Everyone who knows me knows that I tend to involve myself in a wide variety of subjects. At no time has this been more true than since I took up farming. Here is just a few of the trades I had to embody this weekend:
Mechanic. A long series of minor problems with my ancient Troy-Built tiller culminated in a badly worn drive belt. I located one of the few remaining official Troy-Built repair locations a mere 15 miles away and purchased new belts and some replacement parts for worn and/or missing parts of my tiller. Actually replacing those parts ended up involving some fairly major mechanical work.
Metalsmith. Some of those replacement parts were almost, but not quite, as ancient as my tiller. During that time difference, they changed some elements of the cast iron chassis. Using the newer parts involved reshaping parts of that heavy iron. I don’t have a metal shop on the premises, but my trusty Dremel tool was up to the task.
Carpenter. The warm weather and advanced bloom of the many wildflowers has been a boom for our bees. Their two-story hive is already full to the brim with larvae, pollen, and honey, and the blackberries haven’t even begun to bloom. So, I had to add more stories onto the hive. I bought a “second-year bee kit” that contained two more hive boxes and the equipment needed to begin processing raw comb honey. However, unlike last year’s “beginning bee kit”, the hive boxes and frames that hang inside of them did not come assembled. So, after quite a few hours of drilling, nailing, and painting, the bees now have the room they need to make plenty of wonderful honey for us.
Software Developer. We have taken on the task of operating the the farmers’ co-op we belong to. The previous managers did a lot of the accounting using a horribly designed (yet oddly popular) and overly complicated professional accounting software package. I did not want to follow in those particular footsteps, so I wrote into the website’s on-line ordering system the routines necessary to duplicate most of those tasks. Taking the time now to wrote some new software will save untold hours down the road.
Salesman. A couple hours this afternoon were spent manning a both at the kick-off to this year’s “GreenFest”, a public-awareness campaign for “green” organizations around the Athens area. We were invited to attend to increase awareness for the co-op, which we did quite well.
Photographer. With all this work getting done, it’s important that I keep it documented for the farm photo of the day.
Veterinarian. Chickens require constant care. They are really quite fragile creatures, especially when they are young. I spent some quality time with one of our young chicks who is “cross-beaked”. Her top beak and bottom beak don’t line up like bird beaks ought; rather, her top beak curves quite a bit to the right. And it’s gotten worse as she’s been growing. But after careful observation, it appears she can still eat and drink just fine, so it is probably only cosmetic. I’m sure the other chicks tease her terribly. We know how children can be.
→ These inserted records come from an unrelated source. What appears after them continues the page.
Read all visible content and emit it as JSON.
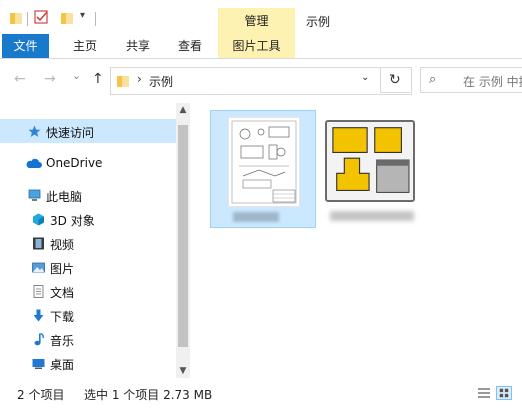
{
  "titlebar": {
    "context_tab_header": "管理",
    "window_title": "示例",
    "dropdown_glyph": "▾"
  },
  "ribbon": {
    "tabs": [
      {
        "label": "文件"
      },
      {
        "label": "主页"
      },
      {
        "label": "共享"
      },
      {
        "label": "查看"
      },
      {
        "label": "图片工具"
      }
    ]
  },
  "nav": {
    "back_glyph": "←",
    "forward_glyph": "→",
    "recent_glyph": "⌄",
    "up_glyph": "↑",
    "address": {
      "chevron": "›",
      "path": "示例",
      "dropdown_glyph": "⌄"
    },
    "refresh_glyph": "↻",
    "search": {
      "placeholder": "在 示例 中搜",
      "icon_glyph": "⌕"
    }
  },
  "sidebar": {
    "items": [
      {
        "label": "快速访问",
        "icon": "pin-star-icon",
        "selected": true
      },
      {
        "label": "OneDrive",
        "icon": "cloud-icon",
        "selected": false
      },
      {
        "label": "此电脑",
        "icon": "computer-icon",
        "selected": false
      },
      {
        "label": "3D 对象",
        "icon": "cube-3d-icon",
        "selected": false
      },
      {
        "label": "视频",
        "icon": "film-icon",
        "selected": false
      },
      {
        "label": "图片",
        "icon": "picture-icon",
        "selected": false
      },
      {
        "label": "文档",
        "icon": "document-icon",
        "selected": false
      },
      {
        "label": "下载",
        "icon": "download-arrow-icon",
        "selected": false
      },
      {
        "label": "音乐",
        "icon": "music-note-icon",
        "selected": false
      },
      {
        "label": "桌面",
        "icon": "desktop-icon",
        "selected": false
      }
    ],
    "scroll_up_glyph": "▲",
    "scroll_down_glyph": "▼"
  },
  "files": [
    {
      "name_hidden": true,
      "thumbnail": "technical-drawing-thumbnail",
      "selected": true
    },
    {
      "name_hidden": true,
      "thumbnail": "layout-blocks-thumbnail",
      "selected": false
    }
  ],
  "status": {
    "item_count": "2 个项目",
    "selection": "选中 1 个项目  2.73 MB"
  },
  "colors": {
    "file_tab": "#1979ca",
    "picture_tools": "#fdf2b1",
    "selection": "#cce8ff",
    "folder": "#f4c542",
    "accent_blue": "#0078d7"
  }
}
Horticulturalist. Somehow, I still found time to begin another coouple hundred seedlings and transplant several hundred more into the fields.
And that was my weekend. How about yours?
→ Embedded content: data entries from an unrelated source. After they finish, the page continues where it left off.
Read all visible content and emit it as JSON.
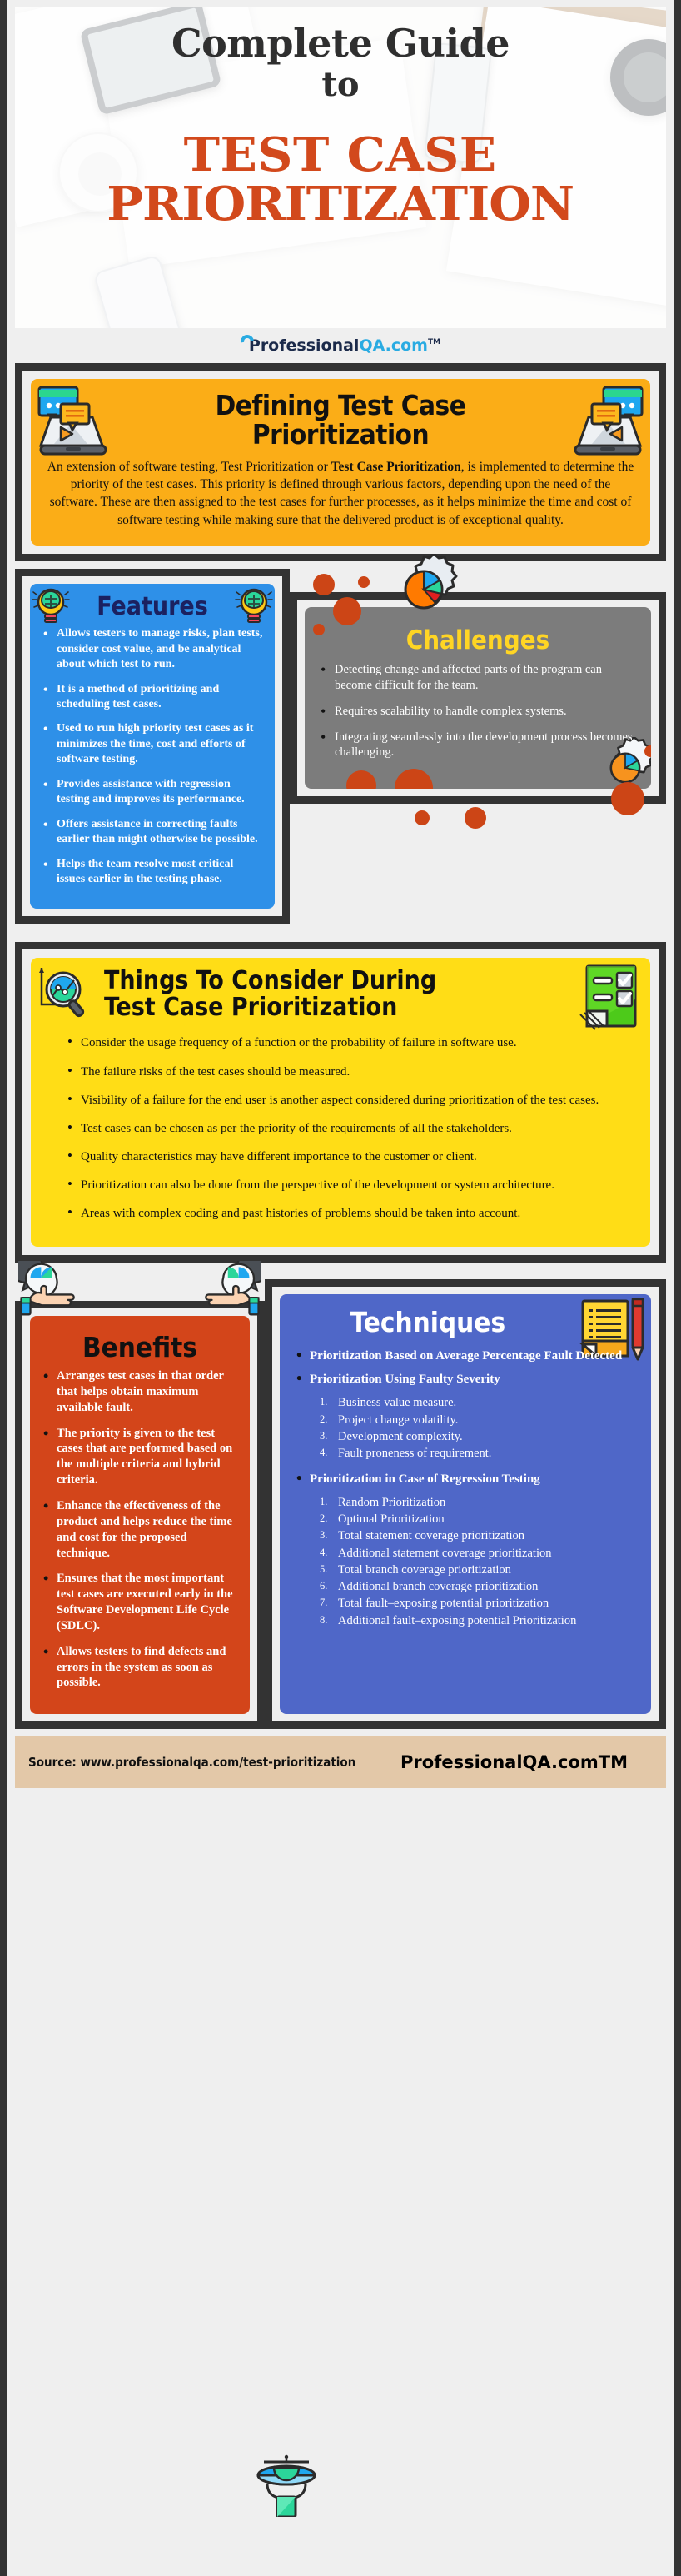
{
  "hero": {
    "line1": "Complete Guide",
    "line2": "to",
    "title_line1": "TEST CASE",
    "title_line2": "PRIORITIZATION"
  },
  "brand": {
    "name_dark": "Professional",
    "name_blue": "QA.com",
    "tm": "TM"
  },
  "defining": {
    "title_line1": "Defining Test Case",
    "title_line2": "Prioritization",
    "body_pre": "An extension of software testing, Test Prioritization or ",
    "body_bold": "Test Case Prioritization",
    "body_post": ", is implemented to determine the priority of the test cases. This priority is defined through various factors, depending upon the need of the software. These are then assigned to the test cases for further processes, as it helps minimize the time and cost of software testing while making sure that the delivered product is of exceptional quality."
  },
  "features": {
    "title": "Features",
    "items": [
      "Allows testers to manage risks, plan tests, consider cost value, and be analytical about which test to run.",
      "It is a method of prioritizing and scheduling test cases.",
      "Used to run high priority test cases as it minimizes the time, cost and efforts of software testing.",
      "Provides assistance with regression testing and improves its performance.",
      "Offers assistance in correcting faults earlier than might otherwise be possible.",
      "Helps the team resolve most critical issues earlier in the testing phase."
    ]
  },
  "challenges": {
    "title": "Challenges",
    "items": [
      "Detecting change and affected parts of the program can become difficult for the team.",
      "Requires scalability to handle complex systems.",
      "Integrating seamlessly into the development process becomes challenging."
    ]
  },
  "consider": {
    "title_line1": "Things To Consider During",
    "title_line2": "Test Case Prioritization",
    "items": [
      "Consider the usage frequency of a function or the probability of failure in software use.",
      "The failure risks of the test cases should be measured.",
      "Visibility of a failure for the end user is another aspect considered during prioritization of the test cases.",
      "Test cases can be chosen as per the priority of the requirements of all the stakeholders.",
      "Quality characteristics may have different importance to the customer or client.",
      "Prioritization can also be done from the perspective of the development or system architecture.",
      "Areas with complex coding and past histories of problems should be taken into account."
    ]
  },
  "benefits": {
    "title": "Benefits",
    "items": [
      "Arranges test cases in that order that helps obtain maximum available fault.",
      "The priority is given to the test cases that are performed based on the multiple criteria and hybrid criteria.",
      "Enhance the effectiveness of the product and helps reduce the time and cost for the proposed technique.",
      "Ensures that the most important test cases are executed early in the Software Development Life Cycle (SDLC).",
      "Allows testers to find defects and errors in the system as soon as possible."
    ]
  },
  "techniques": {
    "title": "Techniques",
    "bullet1": "Prioritization Based on Average Percentage Fault Detected",
    "bullet2": "Prioritization Using Faulty Severity",
    "sub1": [
      "Business value measure.",
      "Project change volatility.",
      "Development complexity.",
      "Fault proneness of requirement."
    ],
    "bullet3": "Prioritization in Case of Regression Testing",
    "sub2": [
      "Random Prioritization",
      "Optimal Prioritization",
      "Total statement coverage prioritization",
      "Additional statement coverage prioritization",
      "Total branch coverage prioritization",
      "Additional branch coverage prioritization",
      "Total fault–exposing potential prioritization",
      "Additional fault–exposing potential Prioritization"
    ]
  },
  "footer": {
    "source": "Source: www.professionalqa.com/test-prioritization"
  },
  "colors": {
    "orange_panel": "#FBAD17",
    "blue_panel": "#2E90E8",
    "gray_panel": "#7C7C7C",
    "yellow_panel": "#FFDD16",
    "red_panel": "#D3451A",
    "indigo_panel": "#4F67C8",
    "hero_accent": "#D2491C",
    "frame": "#333333",
    "page_bg": "#EFEFEF",
    "footer_bg": "#E3C8A8",
    "brand_blue": "#29ABE2",
    "brand_dark": "#1B2A4A",
    "challenges_title": "#FFD524",
    "features_title": "#1B2160",
    "dot": "#CC4516"
  }
}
I’ve been chastised for not providing baby news. All is as it should be. As Georgia is one of the few places in the world where both home births and direct-entry midwives (the kind that don’t take their orders directly from an OB) are illegal, we are using the services of a wonderful midwife with a birthing center across the state line in South Carolina. We see her once a month, and everything and everyone is right on course.
I’d show you a pretty picture of the young’un, but we don’t have one. Nor will we. It turns out that for the uninsured, ultrasounds are very expensive. At my wife’s last visit to her OB, we were quoted a figure in the several hundreds of dollars. So — no picture. If you’re wondering about the diagnostic abilities of ultrasounds, there are other ways to “see” everything the picture shows you. So, we haven’t lost out on any knowledge, other than the gender, which we don’t want to know.
Speaking of gender, we’ve entered the realm of Baby Names. I think we’ve settled on a girl’s name (nope, not telling), but boy’s names are much harder.
If we do have a boy, I would like to name him Bartleby, but my wife would prefer not to.
On this, the Ides of March, I’ll share with you the guilty pleasure of the movie Free Enterprise. I found it at a truck stop the other day for a mere $3, and the music video for “No Tears for Ceasar” — a medley of sorts from Bill Shatner’s musical version of Julius Ceasar — was well worth the money. That’s the movie’s character “Bill Shatner”, played by William Shatner. That’s right… he plays a fictional version of himself. And it’s not too over the top, either. If your local truck stop (or video rental place) has a copy, don’t be frightened by the box. It’s rather quite enjoyable!
So what have I been up to the last two weeks? I think this page sums it up quite nicely. Record keeping is key with gardening, and even more so when you’re trying to make a business out of it. What did you plant, when did you plant it, how much did you plant, when will it be ready to harvest, how much did you harvest… keeping up with these questions and answers makes each following year a little bit easier.
Since I’m keeping this information for my own benefit anyway, I figured I might as well let the rest of the world peek in on it, too. So, this page will show in real-time specifically what’s happening on the farm.